AIM OF THE EXERCISE: The required answer is the data below, restated word for word with images omitted.

START DATASET EXCERPTS

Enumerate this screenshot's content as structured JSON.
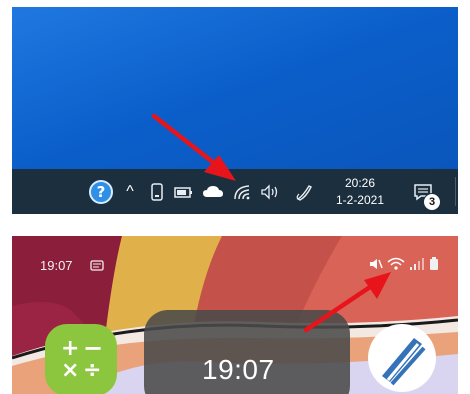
{
  "windows": {
    "taskbar": {
      "help_label": "?",
      "chevron": "^",
      "clock_time": "20:26",
      "clock_date": "1-2-2021",
      "notification_count": "3",
      "tray_icons": [
        "help-icon",
        "chevron-up-icon",
        "phone-icon",
        "battery-icon",
        "cloud-icon",
        "wifi-icon",
        "volume-icon",
        "pen-icon",
        "notification-icon"
      ]
    }
  },
  "android": {
    "status_time": "19:07",
    "clock_time": "19:07",
    "status_icons": [
      "notification-dot-icon",
      "mute-icon",
      "wifi-icon",
      "signal-icon",
      "battery-icon"
    ],
    "apps": [
      "calculator-app-icon",
      "blade-app-icon"
    ]
  },
  "colors": {
    "desktop_blue": "#0b5ec9",
    "taskbar": "#1c2f3f",
    "arrow_red": "#e8141c",
    "calculator_green": "#8cc63f"
  }
}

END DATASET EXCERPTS

SOLVED PROBLEM:
Enumerate this screenshot's content as structured JSON.
{
  "windows": {
    "taskbar": {
      "help_label": "?",
      "chevron": "^",
      "clock_time": "20:26",
      "clock_date": "1-2-2021",
      "notification_count": "3",
      "tray_icons": [
        "help-icon",
        "chevron-up-icon",
        "phone-icon",
        "battery-icon",
        "cloud-icon",
        "wifi-icon",
        "volume-icon",
        "pen-icon",
        "notification-icon"
      ]
    }
  },
  "android": {
    "status_time": "19:07",
    "clock_time": "19:07",
    "status_icons": [
      "notification-dot-icon",
      "mute-icon",
      "wifi-icon",
      "signal-icon",
      "battery-icon"
    ],
    "apps": [
      "calculator-app-icon",
      "blade-app-icon"
    ]
  },
  "colors": {
    "desktop_blue": "#0b5ec9",
    "taskbar": "#1c2f3f",
    "arrow_red": "#e8141c",
    "calculator_green": "#8cc63f"
  }
}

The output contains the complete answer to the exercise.